Author: Dr. Alma H. Bond, Ph.D

Publisher: Bancroft Press

ISBN: 978-1-61088-211-8

Dr. Alma H. Bond states in the Copyright page to her Barbra Streisand: On The Couch that although factual information forms the core of the biography, the book is nonetheless “a work of fiction, and is not necessarily a complete or historically accurate rendering of her life.” With this in mind, you have to admit that Bond takes a distinct and intriguing approach as compared to others who have written dozens of articles and books about one of the icons of the entertainment world, Barbra Streisand.

Streisand, who is “on the couch” with the fictional psychoanalyst, Dr. Darcy Dale largely comes across as someone who is difficult, complex, unafraid of hard work, and is unfortunately tormented by her past relationship with her mother and the death of her father when she was fifteen months old.

From an early age she always had to contend with being labelled with the Yiddish expression as being a“meiskeit' or an ugly person and as a result was very often dismissed for movie parts. Her own mother discouraged her from pursuing a career in show business because she felt her daughter was too unattractive to succeed. Nonetheless, Streisand has always marched to her own tune, did not accept rejection and was determined to do it her own way that ultimately led to her beating all odds against her. By the way, she never took singing lessons. It was her determination to succeed and the feeling that she was just as good or better than some of the other well-known actresses and performers that propelled her to stardom. As she mentions to her analyst, “chutzpah is not a trait I lack!”

From one of Streisand's sessions with her fictional psychoanalyst we learn that one of the most important turning points in her life was when at the age of fifteen, Allan Miller, the famous acting teacher upon the advice of his wife Anita, offered her a place in his acting school even though he was not very much impressed with her audition but nevertheless was taken in by her vitality, rawness, ferocity and determination. The rest is history as Streisand tells Dr. Dale that she was on her way to becoming a great actress!
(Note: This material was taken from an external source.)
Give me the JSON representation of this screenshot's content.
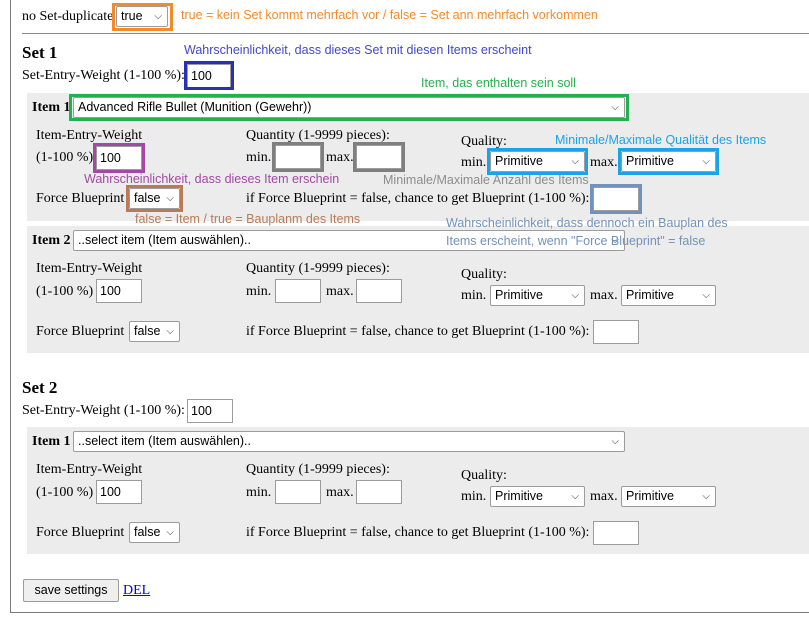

Bond provides her readers with summaries of many of Streisand's movies as What's Up Doc, Funny Girl, The Way We Were, A Star is Born, Yentl, all of which shed a great deal of insight into Barbra's personal life and experiences. And as for Yentl, she believed that the story and her father took possession of her like the demon in The Exorcist.

In one of her sessions with Dr. Dale that it was more difficult for her to be hired to direct a film, although she believed that without doubt to be the finest directors in Hollywood. She believes she comes by it naturally as she is bossy and opinionated- two qualities that directors must have.

Streisand's marriages, dalliances and romantic relationships get a great deal of space particularly her marriage to Elliott Gould and her tumultuous relationship with Jon Peters.

In the end what we have as a result of Bond's own experiences as a psychoanalyst, her extensive research, speculations and impressions is a compact vision of the many dimensions of Streisand pertaining to her career, personal life, her many movies, songs and lovers, which all make for a read that is far from dull. Bond in her Acknowledgements mentions that writing the book, which is her twenty-fourth, was fun as Barbara is such a witty person, with the grandest sense of humor. In fact, and as she states, the humor that is portrayed seems to crawl inside not only in Bond's head but also in mine. Incidentally, as Bond admits, many of Streisand's clever and humorous comments she made were “stolen” from her interviews.